Pet-Safe Plants: Happiness and Security in a Garden

Use these pet-friendly plants to help you strike the right balance between a colorful garden and your pet's safety when designing your landscape:

  • Marigolds: Distinguished by their vivid colors, marigolds offer a splash of color without endangering your pets.
  • Sunflowers: These enormous flowers brighten your yard without endangering your furry friend's health.
  • Snapdragons: A safe and aesthetically pleasing addition to any garden, snapdragons have a distinctive shape and range of colors.
  • Zinnias: Packed full of color, zinnias are not only lovely to look at but also safe for pets, which makes them a delightful addition.

Known Risks: Plants to Avoid

Some flowers hide possible dangers, while others greet your pets with open petals. Take care not to put the following plants within reach:

  • Lilies: Cats are particularly toxic to lilies, which can seriously harm their kidneys. To guarantee the safety of your feline companions, choose lily substitutes.
  • Hyacinths and Tulips: These are popular springtime flowers, but they contain chemicals that can be dangerous to cats and dogs. Store them in places your pets can't access.
  • Daffodils: Although their cheery look heralds the arrival of spring, daffodils contain toxins that, if consumed, can upset the stomach. 
  • Perennial bulbs, such as those from tulips and daffodils, are especially dangerous, producing gastrointestinal symptoms, particularly with large intestines, and leading to cardiotoxicity or neurotoxicity which can be fatal. 

As you enjoy the beauty of spring's blossoming, take proactive measures to provide your pets with a safe haven.

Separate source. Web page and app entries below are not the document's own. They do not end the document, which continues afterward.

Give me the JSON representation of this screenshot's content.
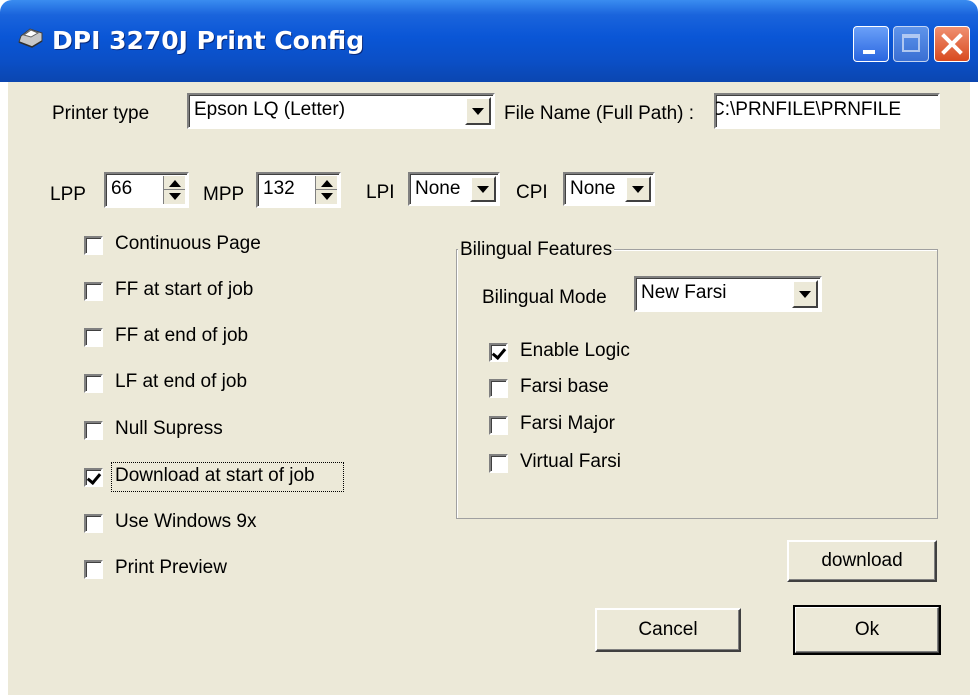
{
  "window": {
    "title": "DPI 3270J Print Config"
  },
  "printer": {
    "type_label": "Printer type",
    "type_value": "Epson LQ (Letter)",
    "file_label": "File Name (Full Path) :",
    "file_value": "C:\\PRNFILE\\PRNFILE"
  },
  "settings": {
    "lpp_label": "LPP",
    "lpp_value": "66",
    "mpp_label": "MPP",
    "mpp_value": "132",
    "lpi_label": "LPI",
    "lpi_value": "None",
    "cpi_label": "CPI",
    "cpi_value": "None"
  },
  "options": [
    {
      "label": "Continuous Page",
      "checked": false
    },
    {
      "label": "FF at start of job",
      "checked": false
    },
    {
      "label": "FF at end of job",
      "checked": false
    },
    {
      "label": "LF at end of job",
      "checked": false
    },
    {
      "label": "Null Supress",
      "checked": false
    },
    {
      "label": "Download at start of job",
      "checked": true
    },
    {
      "label": "Use Windows 9x",
      "checked": false
    },
    {
      "label": "Print Preview",
      "checked": false
    }
  ],
  "bilingual": {
    "group_title": "Bilingual Features",
    "mode_label": "Bilingual Mode",
    "mode_value": "New Farsi",
    "options": [
      {
        "label": "Enable Logic",
        "checked": true
      },
      {
        "label": "Farsi base",
        "checked": false
      },
      {
        "label": "Farsi Major",
        "checked": false
      },
      {
        "label": "Virtual Farsi",
        "checked": false
      }
    ]
  },
  "buttons": {
    "download": "download",
    "cancel": "Cancel",
    "ok": "Ok"
  }
}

For individualized guidance on pet-safe plants and to ensure your garden becomes a peaceful haven for everybody, stop by Onalaska Animal Hospital at 984 12th Avenue South, Onalaska, WI 54650.